— Your goal —
Please output the lines shown below exactly as they appear.

— Listed entries —
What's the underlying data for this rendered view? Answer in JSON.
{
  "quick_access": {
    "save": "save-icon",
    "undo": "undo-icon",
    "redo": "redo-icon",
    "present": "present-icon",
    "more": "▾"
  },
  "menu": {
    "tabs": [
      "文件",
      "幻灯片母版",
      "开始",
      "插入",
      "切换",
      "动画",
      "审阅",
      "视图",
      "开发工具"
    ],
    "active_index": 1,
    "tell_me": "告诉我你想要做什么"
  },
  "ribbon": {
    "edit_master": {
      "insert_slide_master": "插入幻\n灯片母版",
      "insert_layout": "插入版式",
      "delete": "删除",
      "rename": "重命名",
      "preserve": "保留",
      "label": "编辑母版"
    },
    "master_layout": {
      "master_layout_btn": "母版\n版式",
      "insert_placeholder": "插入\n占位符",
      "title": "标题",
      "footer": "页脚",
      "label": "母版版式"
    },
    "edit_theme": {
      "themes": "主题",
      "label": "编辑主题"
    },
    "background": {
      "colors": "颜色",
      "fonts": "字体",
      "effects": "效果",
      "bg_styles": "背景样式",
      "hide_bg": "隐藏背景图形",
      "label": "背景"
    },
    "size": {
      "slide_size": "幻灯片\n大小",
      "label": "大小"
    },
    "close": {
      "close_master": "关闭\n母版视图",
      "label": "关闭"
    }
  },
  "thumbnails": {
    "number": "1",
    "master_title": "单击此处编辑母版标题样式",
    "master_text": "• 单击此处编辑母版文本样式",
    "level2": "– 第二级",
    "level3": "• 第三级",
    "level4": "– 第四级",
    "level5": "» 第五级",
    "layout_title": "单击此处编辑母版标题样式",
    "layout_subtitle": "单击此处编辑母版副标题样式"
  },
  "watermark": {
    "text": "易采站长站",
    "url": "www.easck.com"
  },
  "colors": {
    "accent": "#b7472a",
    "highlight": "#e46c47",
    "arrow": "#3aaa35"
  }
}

— Exercise result —
What's the underlying data for this rendered view? Answer in JSON.
{
  "quick_access": {
    "save": "save-icon",
    "undo": "undo-icon",
    "redo": "redo-icon",
    "present": "present-icon",
    "more": "▾"
  },
  "menu": {
    "tabs": [
      "文件",
      "幻灯片母版",
      "开始",
      "插入",
      "切换",
      "动画",
      "审阅",
      "视图",
      "开发工具"
    ],
    "active_index": 1,
    "tell_me": "告诉我你想要做什么"
  },
  "ribbon": {
    "edit_master": {
      "insert_slide_master": "插入幻\n灯片母版",
      "insert_layout": "插入版式",
      "delete": "删除",
      "rename": "重命名",
      "preserve": "保留",
      "label": "编辑母版"
    },
    "master_layout": {
      "master_layout_btn": "母版\n版式",
      "insert_placeholder": "插入\n占位符",
      "title": "标题",
      "footer": "页脚",
      "label": "母版版式"
    },
    "edit_theme": {
      "themes": "主题",
      "label": "编辑主题"
    },
    "background": {
      "colors": "颜色",
      "fonts": "字体",
      "effects": "效果",
      "bg_styles": "背景样式",
      "hide_bg": "隐藏背景图形",
      "label": "背景"
    },
    "size": {
      "slide_size": "幻灯片\n大小",
      "label": "大小"
    },
    "close": {
      "close_master": "关闭\n母版视图",
      "label": "关闭"
    }
  },
  "thumbnails": {
    "number": "1",
    "master_title": "单击此处编辑母版标题样式",
    "master_text": "• 单击此处编辑母版文本样式",
    "level2": "– 第二级",
    "level3": "• 第三级",
    "level4": "– 第四级",
    "level5": "» 第五级",
    "layout_title": "单击此处编辑母版标题样式",
    "layout_subtitle": "单击此处编辑母版副标题样式"
  },
  "watermark": {
    "text": "易采站长站",
    "url": "www.easck.com"
  },
  "colors": {
    "accent": "#b7472a",
    "highlight": "#e46c47",
    "arrow": "#3aaa35"
  }
}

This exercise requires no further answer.